The story of Marcus Gibbs, also known as "Balloon Man," touched the hearts of many people after he begged the Housing Development Corporation to speed up his application so that his family could be comfortable.
They were living in an old abandoned house – near to collapse – in Petit Bourg, without lights or water.
To make ends meet, Gibbs sold balloons for over four years in San Juan.
But Gibbs' income was affected after the government implemented covid19 restrictions, preventing him from going out onto the streets to sell. He then struggled to provide for his family and to find money to buy candles, food or water.
Gibbs' plea for help was made public when Newsday published a story in April about the 28-year-old, his wife and four children.
Help poured in for the family, who were given food, appliances, money and a one-bedroom apartment streets away from the old house where they could stay until the end of June.
Today Gibbs is grateful – but he's not taking anything for granted.
He told Newsday on Sunday that he had been given a job under the Unemployment Relief Programme and he was promised help with rent from July. He said this employment, with what he makes from selling balloons, is a stepping stone to help him save money to mortgage a home.
In their first month in their temporary one-bedroom apartment, Gibbs said, their life drastically changed.
“Before, I never used to have a garbage man come for my trash. Now I look for the garbage man every day during the week and I'll sometimes give them things to eat.
"It might seem like nothing to many, but things simple as this is a big blessing to me."
In the past, "We would have had to full and tote water to bathe and wash.
“We have current. I couldn’t take the darkness – that was terrible."
Their interim landlord has been hospitable.
“The guy who gave us the place is always checking to make sure we are ok."
Gibbs described his new routine.
"First thing, 4 am...get up, pray, clean out, make breakfast, talk to my family and start my day.”
Two of his children are in standard two and the other two in pre-school.
They don’t have wifi, so online learning for the children while schools are closed has been a challenge.
“But we make sure and give them work almost every day...they do not keep with the curriculum, so they will be at a disadvantage. We just doing our best."
He also returned to San Juan last Thursday to sell balloons. He told Newsday he sold seven balloons on his first day back out, and though he was hoping to sell a few more, he was just grateful to make some money to help take care of his family.
He's still anxious about bringing in an income.
“I don’t have money and I have to start back to work. The place looking busy.
“I am feeling happy because things have changed, although I’m in a situation where I'm still waiting for a big life change. I still have foodstuff that could rally me until the end of the month."
Gibbs says people are "still calling, praying and sending things that are needed."
But he isn't going to rely on handouts.
“I need to do something to continue to sustain my family.
"I will continue to pray with my family hoping that things go to plan so we can get our house...I know I need to work just in case they (HDC) call, and I need to have money to pay down on something. I know even with all the gifts and help, I need to get back to work, like most of the country is...
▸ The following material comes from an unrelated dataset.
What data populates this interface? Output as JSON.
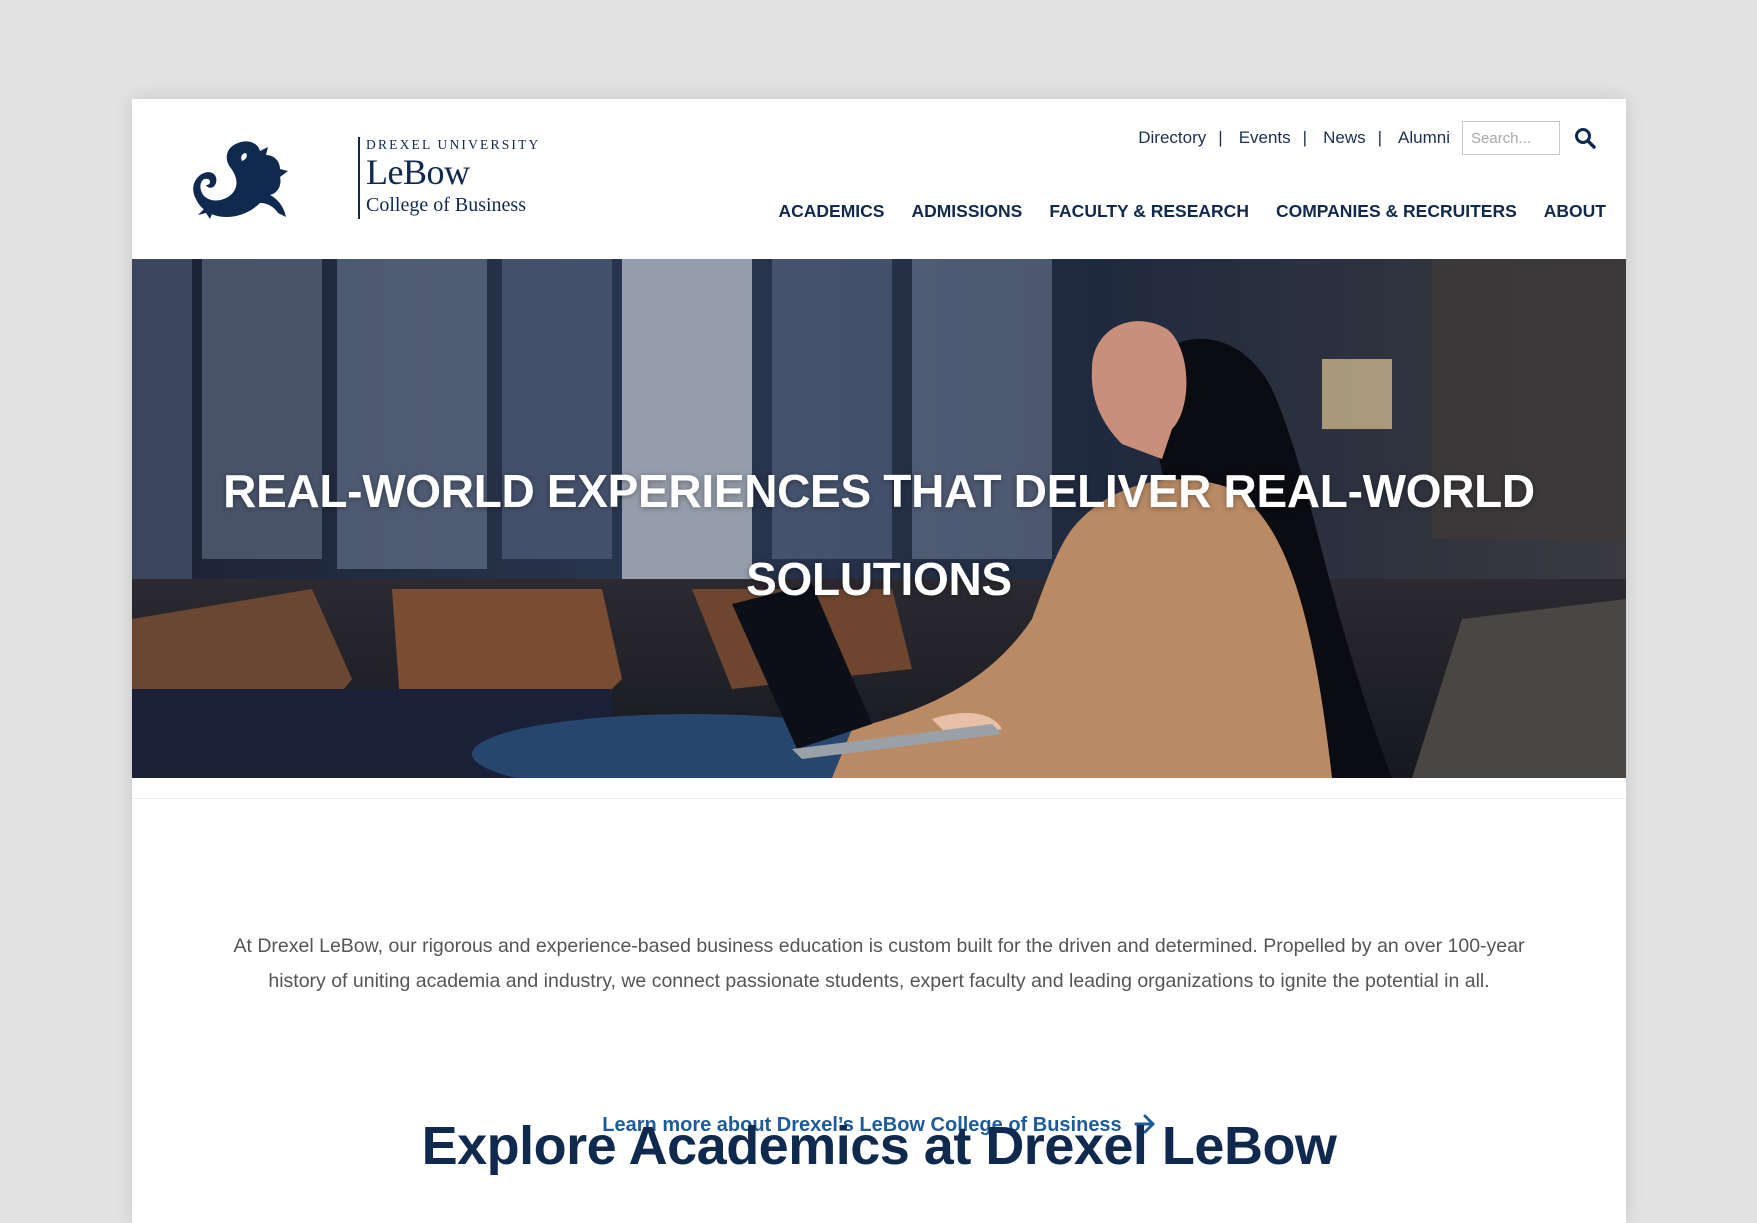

“I want to be sure that if something comes up I will have some money. It may not be enough for a down payment, but some is better than none. I don’t want to miss an opportunity (by) getting too relaxed and not coming off my chair to work and save."
Becoming independent is his aim.
“The focus is hustle, save, pray and wait.”